Task statement
Within the entries below, find the lines that hold "affaldet" and report only how many there are.

Records for this task

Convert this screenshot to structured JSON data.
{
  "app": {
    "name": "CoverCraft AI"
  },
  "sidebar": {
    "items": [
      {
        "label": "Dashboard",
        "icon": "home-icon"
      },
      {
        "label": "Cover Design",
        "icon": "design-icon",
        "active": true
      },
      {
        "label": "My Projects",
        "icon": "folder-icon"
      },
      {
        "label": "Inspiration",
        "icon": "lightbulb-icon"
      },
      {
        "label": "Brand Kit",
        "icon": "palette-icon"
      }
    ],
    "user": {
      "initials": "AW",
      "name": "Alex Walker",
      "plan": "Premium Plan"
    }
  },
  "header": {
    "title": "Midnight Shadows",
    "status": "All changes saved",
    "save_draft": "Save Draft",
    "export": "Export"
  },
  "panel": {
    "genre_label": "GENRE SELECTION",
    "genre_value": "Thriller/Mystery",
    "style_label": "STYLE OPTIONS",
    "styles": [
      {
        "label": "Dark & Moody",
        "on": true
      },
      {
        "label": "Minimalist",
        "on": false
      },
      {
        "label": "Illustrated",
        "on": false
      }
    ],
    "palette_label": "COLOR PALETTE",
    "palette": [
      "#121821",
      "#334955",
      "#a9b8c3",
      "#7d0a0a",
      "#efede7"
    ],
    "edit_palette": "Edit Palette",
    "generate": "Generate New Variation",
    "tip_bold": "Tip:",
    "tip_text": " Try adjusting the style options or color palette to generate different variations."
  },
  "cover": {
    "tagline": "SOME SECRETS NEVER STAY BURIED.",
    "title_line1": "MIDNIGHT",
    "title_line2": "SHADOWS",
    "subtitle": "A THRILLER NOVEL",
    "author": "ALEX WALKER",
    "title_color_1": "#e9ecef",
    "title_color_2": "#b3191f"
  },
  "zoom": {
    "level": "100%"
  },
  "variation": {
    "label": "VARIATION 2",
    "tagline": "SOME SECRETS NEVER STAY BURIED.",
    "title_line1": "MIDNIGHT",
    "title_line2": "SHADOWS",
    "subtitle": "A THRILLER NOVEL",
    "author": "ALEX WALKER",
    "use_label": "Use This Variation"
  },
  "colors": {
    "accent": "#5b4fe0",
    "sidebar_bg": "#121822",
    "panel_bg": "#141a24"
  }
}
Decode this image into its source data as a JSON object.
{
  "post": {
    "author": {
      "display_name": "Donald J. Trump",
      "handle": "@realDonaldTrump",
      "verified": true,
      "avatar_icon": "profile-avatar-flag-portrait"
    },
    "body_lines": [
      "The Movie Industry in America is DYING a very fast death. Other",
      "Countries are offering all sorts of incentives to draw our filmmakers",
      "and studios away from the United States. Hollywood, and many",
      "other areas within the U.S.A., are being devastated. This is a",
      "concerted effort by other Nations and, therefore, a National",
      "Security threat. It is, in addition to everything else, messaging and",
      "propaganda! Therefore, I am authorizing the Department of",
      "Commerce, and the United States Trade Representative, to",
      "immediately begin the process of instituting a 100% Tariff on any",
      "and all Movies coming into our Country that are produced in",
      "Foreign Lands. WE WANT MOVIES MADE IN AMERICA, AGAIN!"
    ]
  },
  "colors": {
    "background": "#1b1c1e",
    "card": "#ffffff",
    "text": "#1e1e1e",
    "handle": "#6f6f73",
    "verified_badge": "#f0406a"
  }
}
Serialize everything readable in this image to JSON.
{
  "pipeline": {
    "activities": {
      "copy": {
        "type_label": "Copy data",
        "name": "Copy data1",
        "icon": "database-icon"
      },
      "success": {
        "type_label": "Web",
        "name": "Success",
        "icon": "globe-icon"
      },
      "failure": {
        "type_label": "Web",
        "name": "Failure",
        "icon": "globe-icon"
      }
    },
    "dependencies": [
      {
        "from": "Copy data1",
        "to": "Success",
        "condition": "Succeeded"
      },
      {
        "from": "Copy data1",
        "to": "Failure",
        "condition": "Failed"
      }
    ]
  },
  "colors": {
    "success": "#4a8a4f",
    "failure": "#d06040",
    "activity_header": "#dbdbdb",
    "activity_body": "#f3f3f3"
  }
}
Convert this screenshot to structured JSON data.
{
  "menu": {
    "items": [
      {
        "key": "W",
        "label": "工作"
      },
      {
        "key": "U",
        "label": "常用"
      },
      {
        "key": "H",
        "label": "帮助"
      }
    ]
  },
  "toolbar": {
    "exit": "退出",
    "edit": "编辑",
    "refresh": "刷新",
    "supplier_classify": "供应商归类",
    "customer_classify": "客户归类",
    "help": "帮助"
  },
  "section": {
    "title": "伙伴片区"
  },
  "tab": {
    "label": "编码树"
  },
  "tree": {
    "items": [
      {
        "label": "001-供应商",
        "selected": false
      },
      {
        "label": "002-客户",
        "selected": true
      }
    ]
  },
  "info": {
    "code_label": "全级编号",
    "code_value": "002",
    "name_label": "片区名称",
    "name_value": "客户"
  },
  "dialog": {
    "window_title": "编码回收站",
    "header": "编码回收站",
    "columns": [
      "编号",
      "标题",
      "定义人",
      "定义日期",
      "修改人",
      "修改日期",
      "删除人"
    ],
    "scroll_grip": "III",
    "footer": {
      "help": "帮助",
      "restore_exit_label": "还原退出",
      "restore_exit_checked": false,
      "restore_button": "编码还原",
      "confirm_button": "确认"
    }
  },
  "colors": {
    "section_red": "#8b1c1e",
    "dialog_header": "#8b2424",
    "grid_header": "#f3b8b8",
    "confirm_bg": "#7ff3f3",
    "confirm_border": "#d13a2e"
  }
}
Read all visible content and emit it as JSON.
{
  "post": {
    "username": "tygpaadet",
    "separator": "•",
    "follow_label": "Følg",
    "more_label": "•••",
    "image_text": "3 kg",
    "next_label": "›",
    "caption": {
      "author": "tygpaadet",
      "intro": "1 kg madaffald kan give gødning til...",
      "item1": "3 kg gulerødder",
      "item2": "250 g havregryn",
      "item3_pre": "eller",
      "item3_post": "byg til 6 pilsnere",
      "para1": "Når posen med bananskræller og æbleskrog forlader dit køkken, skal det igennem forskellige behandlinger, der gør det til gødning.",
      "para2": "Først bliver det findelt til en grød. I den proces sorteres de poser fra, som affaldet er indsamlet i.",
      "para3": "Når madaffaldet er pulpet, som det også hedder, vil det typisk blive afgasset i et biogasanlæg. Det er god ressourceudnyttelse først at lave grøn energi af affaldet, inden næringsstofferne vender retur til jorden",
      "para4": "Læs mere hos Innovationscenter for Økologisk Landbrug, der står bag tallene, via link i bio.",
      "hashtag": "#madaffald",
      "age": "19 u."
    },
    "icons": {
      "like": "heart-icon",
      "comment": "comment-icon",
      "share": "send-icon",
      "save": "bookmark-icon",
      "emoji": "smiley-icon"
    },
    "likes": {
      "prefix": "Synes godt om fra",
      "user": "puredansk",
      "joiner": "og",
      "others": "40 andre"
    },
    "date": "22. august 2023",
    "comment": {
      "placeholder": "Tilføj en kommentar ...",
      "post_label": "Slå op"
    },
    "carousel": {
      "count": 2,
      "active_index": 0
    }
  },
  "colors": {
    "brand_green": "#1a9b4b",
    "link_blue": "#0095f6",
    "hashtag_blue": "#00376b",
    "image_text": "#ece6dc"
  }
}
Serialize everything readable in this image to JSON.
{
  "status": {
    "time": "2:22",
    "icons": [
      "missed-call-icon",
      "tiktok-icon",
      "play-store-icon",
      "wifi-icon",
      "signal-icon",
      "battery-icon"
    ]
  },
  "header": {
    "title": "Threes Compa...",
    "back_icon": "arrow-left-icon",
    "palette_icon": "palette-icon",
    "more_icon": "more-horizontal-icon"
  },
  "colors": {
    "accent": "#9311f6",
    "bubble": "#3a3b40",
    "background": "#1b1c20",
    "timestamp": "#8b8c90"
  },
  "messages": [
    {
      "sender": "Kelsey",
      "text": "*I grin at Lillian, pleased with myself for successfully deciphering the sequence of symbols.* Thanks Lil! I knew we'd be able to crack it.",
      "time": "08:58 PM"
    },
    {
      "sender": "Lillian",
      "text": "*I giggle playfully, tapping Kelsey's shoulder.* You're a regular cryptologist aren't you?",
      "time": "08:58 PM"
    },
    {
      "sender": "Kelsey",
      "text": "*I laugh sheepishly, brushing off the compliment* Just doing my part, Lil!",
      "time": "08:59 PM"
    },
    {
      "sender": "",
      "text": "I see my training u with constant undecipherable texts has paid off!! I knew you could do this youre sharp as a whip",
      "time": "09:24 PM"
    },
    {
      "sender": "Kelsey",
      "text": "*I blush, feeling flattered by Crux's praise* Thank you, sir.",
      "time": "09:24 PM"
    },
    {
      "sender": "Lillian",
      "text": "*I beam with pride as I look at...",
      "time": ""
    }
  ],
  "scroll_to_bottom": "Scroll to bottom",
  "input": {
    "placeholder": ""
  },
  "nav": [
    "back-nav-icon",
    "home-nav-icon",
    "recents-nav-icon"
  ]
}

Response box
2